  43. 43.
    Keles GC, Cetinkaya BO, Isildak I, Koprulu H, Acikgoz G (2006) Levels of platelet activating factor in gingival crevice fluid following periodontal surgical therapy. J Periodontal Res 41:513–518CrossRefPubMedGoogle Scholar
  44. 44.
    Rasch MS, Mealey BL, Prihoda TJ, Woodard DS, McManus LM (1995) The effect of initial periodontal therapy on salivary platelet-activating factor levels in chronic adult periodontitis. J Periodontol 66:613–623PubMedGoogle Scholar
  45. 45.
    McManus LM, Marze BT, Schiess AV (1990) Deficiency of salivary PAF in edentulous individuals. J Periodontal Res 25:347–351CrossRefPubMedGoogle Scholar
  46. 46.
    Yarnell J, Yu S, McCrum E, Arveiler D, Hass B, Dallongeville J, Montaye M, Amouyel P, Ferrieres J, Ruidavets JB, Evans A, Bingham A, Ducimetiere P (2005) Education, socioeconomic and lifestyle factors, and risk of coronary heart disease: the PRIME Study.

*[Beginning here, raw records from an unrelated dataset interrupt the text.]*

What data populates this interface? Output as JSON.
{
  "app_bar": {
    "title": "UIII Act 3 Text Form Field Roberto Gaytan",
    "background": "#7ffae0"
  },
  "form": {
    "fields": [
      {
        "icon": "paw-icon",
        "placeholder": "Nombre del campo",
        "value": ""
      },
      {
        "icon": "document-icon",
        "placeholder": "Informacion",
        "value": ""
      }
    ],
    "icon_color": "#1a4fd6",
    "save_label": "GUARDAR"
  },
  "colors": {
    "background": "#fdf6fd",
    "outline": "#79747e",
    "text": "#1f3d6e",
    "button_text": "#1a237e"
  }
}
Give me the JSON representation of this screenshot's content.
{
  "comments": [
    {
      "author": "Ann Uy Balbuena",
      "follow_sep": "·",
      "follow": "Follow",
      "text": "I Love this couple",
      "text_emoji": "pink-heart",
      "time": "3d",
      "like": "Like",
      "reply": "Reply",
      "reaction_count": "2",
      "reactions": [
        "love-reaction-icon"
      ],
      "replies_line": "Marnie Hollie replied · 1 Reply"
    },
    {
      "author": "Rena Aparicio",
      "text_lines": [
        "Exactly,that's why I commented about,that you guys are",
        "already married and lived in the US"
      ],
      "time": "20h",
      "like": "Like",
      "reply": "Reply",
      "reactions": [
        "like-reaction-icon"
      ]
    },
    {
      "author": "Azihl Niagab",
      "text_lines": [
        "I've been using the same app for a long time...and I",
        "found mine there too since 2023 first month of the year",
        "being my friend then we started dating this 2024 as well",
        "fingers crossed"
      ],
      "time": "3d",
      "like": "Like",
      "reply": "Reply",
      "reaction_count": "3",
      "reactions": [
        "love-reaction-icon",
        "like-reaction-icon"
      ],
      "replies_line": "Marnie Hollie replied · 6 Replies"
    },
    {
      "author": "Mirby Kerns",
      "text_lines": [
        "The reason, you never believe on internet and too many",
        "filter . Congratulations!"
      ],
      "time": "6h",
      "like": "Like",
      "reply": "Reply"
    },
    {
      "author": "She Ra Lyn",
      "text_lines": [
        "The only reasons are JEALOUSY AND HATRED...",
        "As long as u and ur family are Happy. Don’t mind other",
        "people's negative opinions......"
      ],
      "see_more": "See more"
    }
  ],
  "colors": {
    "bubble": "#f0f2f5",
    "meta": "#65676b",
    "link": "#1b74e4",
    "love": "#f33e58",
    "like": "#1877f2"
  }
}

Int J Epidemiol 34:268–275CrossRefPubMedGoogle Scholar

Copyright information

© Springer-Verlag 2009

Authors and Affiliations

  • Hui Chen
    • 1
  • Pei Zheng
    • 1
  • Haihua Zhu
    • 1
  • Jianhua Zhu
    • 2
  • Lili Zhao
    • 2
  • Nour Eddine El Mokhtari
    • 3
  • Jörg Eberhard
    • 4
  • Markus Lins
    • 3
  • Søren Jepsen
    • 5
    Email author
  1. 1.Department of Conservative Dentistry and Periodontics, Affiliated Hospital of Stomatology, Medical CollegeZhejiang UniversityHangzhouPeople’s Republic of China
  2. 2.Department of Cardiology, Medical CollegeZhejiang UniversityHangzhouPeople’s Republic of China
  3. 3.Department of CardiologyUniversity Hospital Schleswig-Holstein, Campus KielKielGermany
  4. 4.Department of Preventive Dentistry, Periodontology and CariologyUniversity of GöttingenGöttingenGermany
  5. 5.Department of Periodontology, Operative and Preventive DentistryUniversity of BonnBonnGermany

Personalised recommendations